At the other end of the spectrum, I spent a light-hearted evening with Oscar Wilde’s cast of pretentious yet lovable characters in The Importance of Being Earnest. David Suchet – you may know him as the eccentric Belgian detective Hercule Poirot in many an Agatha Christie whodunnit – sashayed around the stage as the inimitable Lady Bracknell and with witty repartee and oodles of innuendo, it was a very entertaining couple of hours indeed.

I also spent a hour or so wandering in between various stages of Undressed. No not me personally. It’s an exhibition on the history of underwear at the V&A running until March next year. Seeing some of those teeny tiny corsets up there on their podiums made me feel quite Amazonian in stature and also rather glad that I live in an age where I can dress in relative comfort and not have to worship at the altar of society’s [size 6] ideal. The blokes are not exempt from a little vanity either – there were quite a few examples of ahem, shapewear (not to mention that my ‘mens enhancing underwear uk’ google search yielded more than 76,000 results).

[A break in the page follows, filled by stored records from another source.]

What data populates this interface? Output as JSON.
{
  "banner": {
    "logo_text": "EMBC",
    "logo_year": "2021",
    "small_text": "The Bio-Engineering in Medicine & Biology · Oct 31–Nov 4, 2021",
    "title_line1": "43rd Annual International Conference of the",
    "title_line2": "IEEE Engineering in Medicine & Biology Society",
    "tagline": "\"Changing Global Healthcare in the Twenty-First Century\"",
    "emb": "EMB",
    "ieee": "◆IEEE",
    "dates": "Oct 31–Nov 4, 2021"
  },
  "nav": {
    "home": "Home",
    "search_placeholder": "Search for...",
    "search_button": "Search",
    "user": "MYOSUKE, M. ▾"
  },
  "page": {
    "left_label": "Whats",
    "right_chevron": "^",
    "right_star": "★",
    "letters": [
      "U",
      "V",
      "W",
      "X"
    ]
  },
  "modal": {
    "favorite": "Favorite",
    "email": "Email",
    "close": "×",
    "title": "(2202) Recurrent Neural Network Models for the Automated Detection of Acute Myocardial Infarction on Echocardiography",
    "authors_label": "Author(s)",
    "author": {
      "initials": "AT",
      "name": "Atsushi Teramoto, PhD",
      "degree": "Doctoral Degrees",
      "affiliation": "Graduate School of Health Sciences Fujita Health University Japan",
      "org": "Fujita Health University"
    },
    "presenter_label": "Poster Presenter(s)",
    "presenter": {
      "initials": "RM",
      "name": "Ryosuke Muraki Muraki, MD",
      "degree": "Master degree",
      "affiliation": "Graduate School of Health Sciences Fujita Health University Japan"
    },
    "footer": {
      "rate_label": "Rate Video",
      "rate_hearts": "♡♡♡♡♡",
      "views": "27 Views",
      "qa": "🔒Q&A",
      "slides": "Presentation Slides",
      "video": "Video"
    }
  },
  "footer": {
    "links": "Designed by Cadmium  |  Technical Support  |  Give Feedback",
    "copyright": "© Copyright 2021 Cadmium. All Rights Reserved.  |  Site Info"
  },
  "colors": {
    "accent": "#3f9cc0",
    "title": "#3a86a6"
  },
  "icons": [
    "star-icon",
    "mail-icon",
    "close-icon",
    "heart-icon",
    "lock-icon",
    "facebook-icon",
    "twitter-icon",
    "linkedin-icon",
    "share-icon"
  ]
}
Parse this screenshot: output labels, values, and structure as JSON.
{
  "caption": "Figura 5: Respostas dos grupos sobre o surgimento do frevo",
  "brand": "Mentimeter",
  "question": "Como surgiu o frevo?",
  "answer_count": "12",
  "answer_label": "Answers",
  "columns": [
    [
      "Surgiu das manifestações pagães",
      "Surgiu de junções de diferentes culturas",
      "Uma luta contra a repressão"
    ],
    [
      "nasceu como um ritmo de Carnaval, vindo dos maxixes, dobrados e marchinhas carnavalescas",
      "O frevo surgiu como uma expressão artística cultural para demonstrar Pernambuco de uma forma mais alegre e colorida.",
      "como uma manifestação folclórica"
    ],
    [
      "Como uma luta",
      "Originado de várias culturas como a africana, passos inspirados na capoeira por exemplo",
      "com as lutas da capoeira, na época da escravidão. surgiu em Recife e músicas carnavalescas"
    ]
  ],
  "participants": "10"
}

But without a doubt, this month’s highlight was The Battle of the Big Bands at Cadogan Hall. The Jazz Repertory Company recreated the famous 1938 battle on the stage at Carnegie Hall, a musical masterclass between the established Benny Goodman and the up-and-coming Glenn Miller. Compere cum clarinet maestro Pete Long (he was absolutely awesome and fairly made that clarinet talk) brought this great rivalry and the eventual changing of the guard to life with his savvy storytelling. With all of my favourites on offer – Sing Sing Sing, Little Brown Jug and In The Mood – the whole night was just brilliant, foot-tapping fun and In The Mood was definitely how I felt going home on the tube.

That, my dear Gidday-ers, was June and as the curtain falls and June takes its bow – having been fun and full of plenty – I’m already off treading the boards into July…

What’s that? An encore you say? Well okay – here are a couple of my commuting gems from Victoria Embankment, the site of many of the Thames’ old landing stages

Have yourselves a fabulous July peeps.

[Exit stage left]

A Penchant For Poirot…

I love a good whodunit. Film, book, TV, play – it doesn’t matter, I love them all. Most of the time it’s a guessing game trying to work out who the culprit is but sometimes it’s evident quite early – whether that’s via masterful deduction a good guess on my part or a through the story itself – but the thrill remains in seeing how the criminal will be exposed.

Christie 1890 – 1976

I have long been a fan of Agatha Christie and it was she who sparked my love affair with novels of the criminal kind long before modern crime writers put their graphic, and often gory, pens to paper. Her ingenious storytelling has me lifting layer after layer of delicious and dastardly detail with every page I turn and her quirky protagonists capture my imagination with their idiosyncracies and perversity.

Christie’s first murder mystery was The Mysterious Affair at Styles and was published late in 1920 in the US (followed by the UK early in 1921). She went on to write over 200 of the little blighters as well as 6 novels under the pseudonym Mary Westmacott. That’s a lot of tap-tap-tapping in my world!

It all started with Parker Pyne Investigates when I was about 11 and I went on to enjoy books, films and plays – like The Mousetrap, which has been running on the West End continuously for 60 years and began life as Three Blind Mice – as Jane Marple and Hercule Poirot were brought to life for me again and again. There’s the international – Murder on the Orient Express, Death on the Nile, Evil Under the Sun – and the close to home – Murder at the Vicarage, 4.50 from Paddington, Pocket Full of Rye – to name just a few. And having only read/seen 31, I’ve still got quite a few to go.

Suchet masters Poirot’s peccadillos perfectly

This weekend, ITV3 is playing Poirot movies all day every day – I am in heaven. David Suchet is absolutely brilliant as the pernickety Poirot and I’ve managed to add Sad Cypress and The Hollow to my seen/read list today. Death on the Nile is running now but I’ve seen it before and know whodunit so it’s time to check out tomorrow’s TV listings to see what other Christie gems I can add to my cache.

And Mrs McGinty’s Dead is looking promising…